┌──

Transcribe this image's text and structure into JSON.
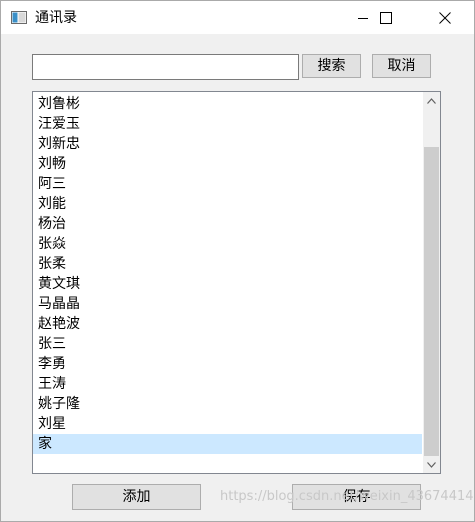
{
  "window": {
    "title": "通讯录"
  },
  "search": {
    "value": "",
    "placeholder": ""
  },
  "buttons": {
    "search": "搜索",
    "cancel": "取消",
    "add": "添加",
    "save": "保存"
  },
  "contacts": [
    {
      "name": "刘鲁彬"
    },
    {
      "name": "汪爱玉"
    },
    {
      "name": "刘新忠"
    },
    {
      "name": "刘畅"
    },
    {
      "name": "阿三"
    },
    {
      "name": "刘能"
    },
    {
      "name": "杨治"
    },
    {
      "name": "张焱"
    },
    {
      "name": "张柔"
    },
    {
      "name": "黄文琪"
    },
    {
      "name": "马晶晶"
    },
    {
      "name": "赵艳波"
    },
    {
      "name": "张三"
    },
    {
      "name": "李勇"
    },
    {
      "name": "王涛"
    },
    {
      "name": "姚子隆"
    },
    {
      "name": "刘星"
    },
    {
      "name": "家",
      "selected": true
    }
  ],
  "watermark": "https://blog.csdn.net/weixin_43674414",
  "colors": {
    "selection": "#cce8ff",
    "button_face": "#e1e1e1",
    "window_bg": "#f0f0f0"
  }
}
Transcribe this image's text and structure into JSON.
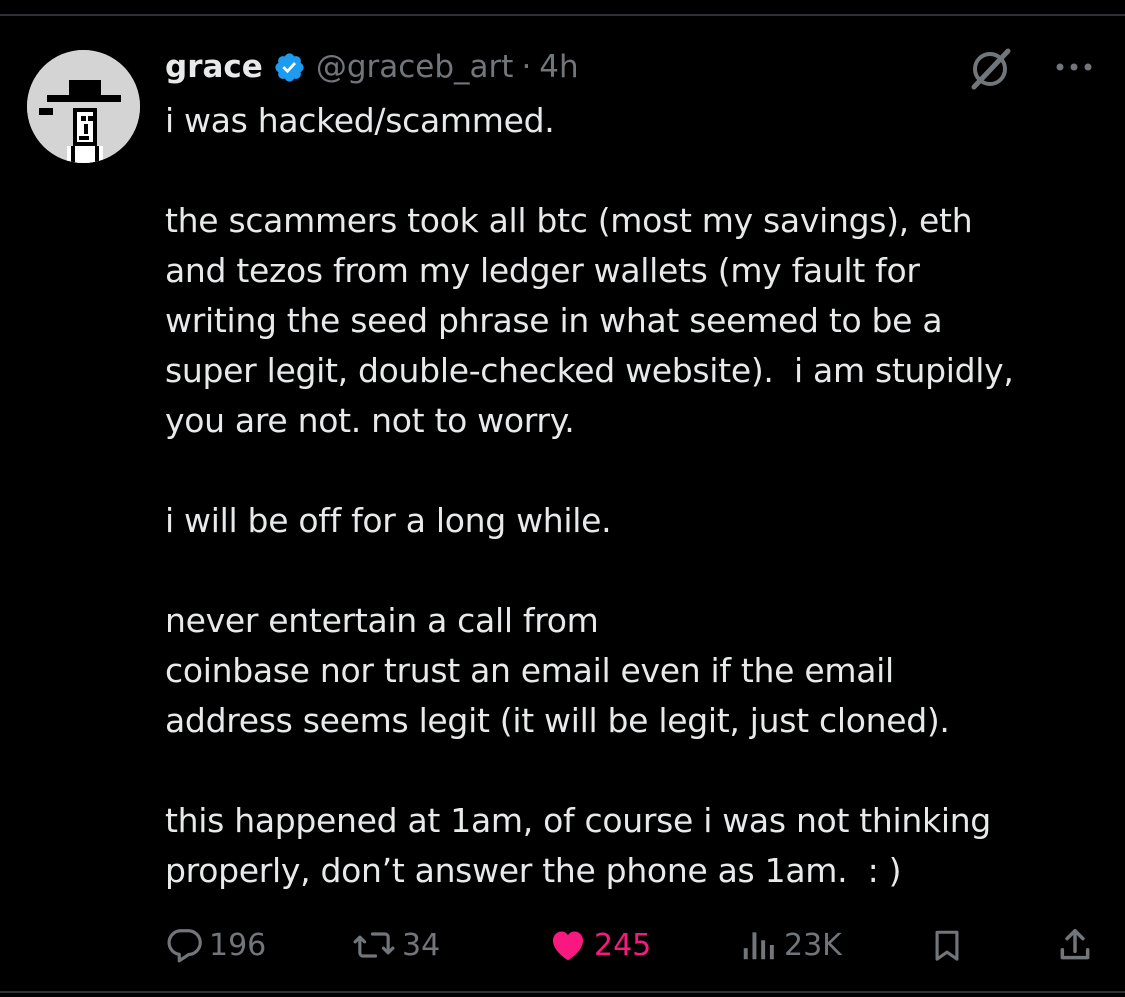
{
  "tweet": {
    "author": {
      "display_name": "grace",
      "handle": "@graceb_art",
      "verified_icon": "verified-badge-icon",
      "separator": "·",
      "timestamp": "4h"
    },
    "body_lines": [
      "i was hacked/scammed.",
      "",
      "the scammers took all btc (most my savings), eth",
      "and tezos from my ledger wallets (my fault for",
      "writing the seed phrase in what seemed to be a",
      "super legit, double-checked website).  i am stupidly,",
      "you are not. not to worry.",
      "",
      "i will be off for a long while.",
      "",
      "never entertain a call from",
      "coinbase nor trust an email even if the email",
      "address seems legit (it will be legit, just cloned).",
      "",
      "this happened at 1am, of course i was not thinking",
      "properly, don’t answer the phone as 1am.  : )"
    ],
    "metrics": {
      "replies": "196",
      "reposts": "34",
      "likes": "245",
      "views": "23K"
    }
  },
  "icons": {
    "reply": "reply-icon",
    "repost": "repost-icon",
    "like": "heart-icon",
    "views": "views-icon",
    "bookmark": "bookmark-icon",
    "share": "share-icon",
    "grok": "grok-icon",
    "more": "more-icon"
  },
  "colors": {
    "background": "#000000",
    "text": "#e7e9ea",
    "secondary": "#71767b",
    "like": "#f91880",
    "verified": "#1d9bf0",
    "divider": "#2f3336"
  }
}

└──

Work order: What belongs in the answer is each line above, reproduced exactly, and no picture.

Solution to this exercise:
Transcribe this image's text and structure into JSON.
{
  "window": {
    "title": "通讯录"
  },
  "search": {
    "value": "",
    "placeholder": ""
  },
  "buttons": {
    "search": "搜索",
    "cancel": "取消",
    "add": "添加",
    "save": "保存"
  },
  "contacts": [
    {
      "name": "刘鲁彬"
    },
    {
      "name": "汪爱玉"
    },
    {
      "name": "刘新忠"
    },
    {
      "name": "刘畅"
    },
    {
      "name": "阿三"
    },
    {
      "name": "刘能"
    },
    {
      "name": "杨治"
    },
    {
      "name": "张焱"
    },
    {
      "name": "张柔"
    },
    {
      "name": "黄文琪"
    },
    {
      "name": "马晶晶"
    },
    {
      "name": "赵艳波"
    },
    {
      "name": "张三"
    },
    {
      "name": "李勇"
    },
    {
      "name": "王涛"
    },
    {
      "name": "姚子隆"
    },
    {
      "name": "刘星"
    },
    {
      "name": "家",
      "selected": true
    }
  ],
  "watermark": "https://blog.csdn.net/weixin_43674414",
  "colors": {
    "selection": "#cce8ff",
    "button_face": "#e1e1e1",
    "window_bg": "#f0f0f0"
  }
}
Transcribe this image's text and structure into JSON.
{
  "tweet": {
    "author": {
      "display_name": "grace",
      "handle": "@graceb_art",
      "verified_icon": "verified-badge-icon",
      "separator": "·",
      "timestamp": "4h"
    },
    "body_lines": [
      "i was hacked/scammed.",
      "",
      "the scammers took all btc (most my savings), eth",
      "and tezos from my ledger wallets (my fault for",
      "writing the seed phrase in what seemed to be a",
      "super legit, double-checked website).  i am stupidly,",
      "you are not. not to worry.",
      "",
      "i will be off for a long while.",
      "",
      "never entertain a call from",
      "coinbase nor trust an email even if the email",
      "address seems legit (it will be legit, just cloned).",
      "",
      "this happened at 1am, of course i was not thinking",
      "properly, don’t answer the phone as 1am.  : )"
    ],
    "metrics": {
      "replies": "196",
      "reposts": "34",
      "likes": "245",
      "views": "23K"
    }
  },
  "icons": {
    "reply": "reply-icon",
    "repost": "repost-icon",
    "like": "heart-icon",
    "views": "views-icon",
    "bookmark": "bookmark-icon",
    "share": "share-icon",
    "grok": "grok-icon",
    "more": "more-icon"
  },
  "colors": {
    "background": "#000000",
    "text": "#e7e9ea",
    "secondary": "#71767b",
    "like": "#f91880",
    "verified": "#1d9bf0",
    "divider": "#2f3336"
  }
}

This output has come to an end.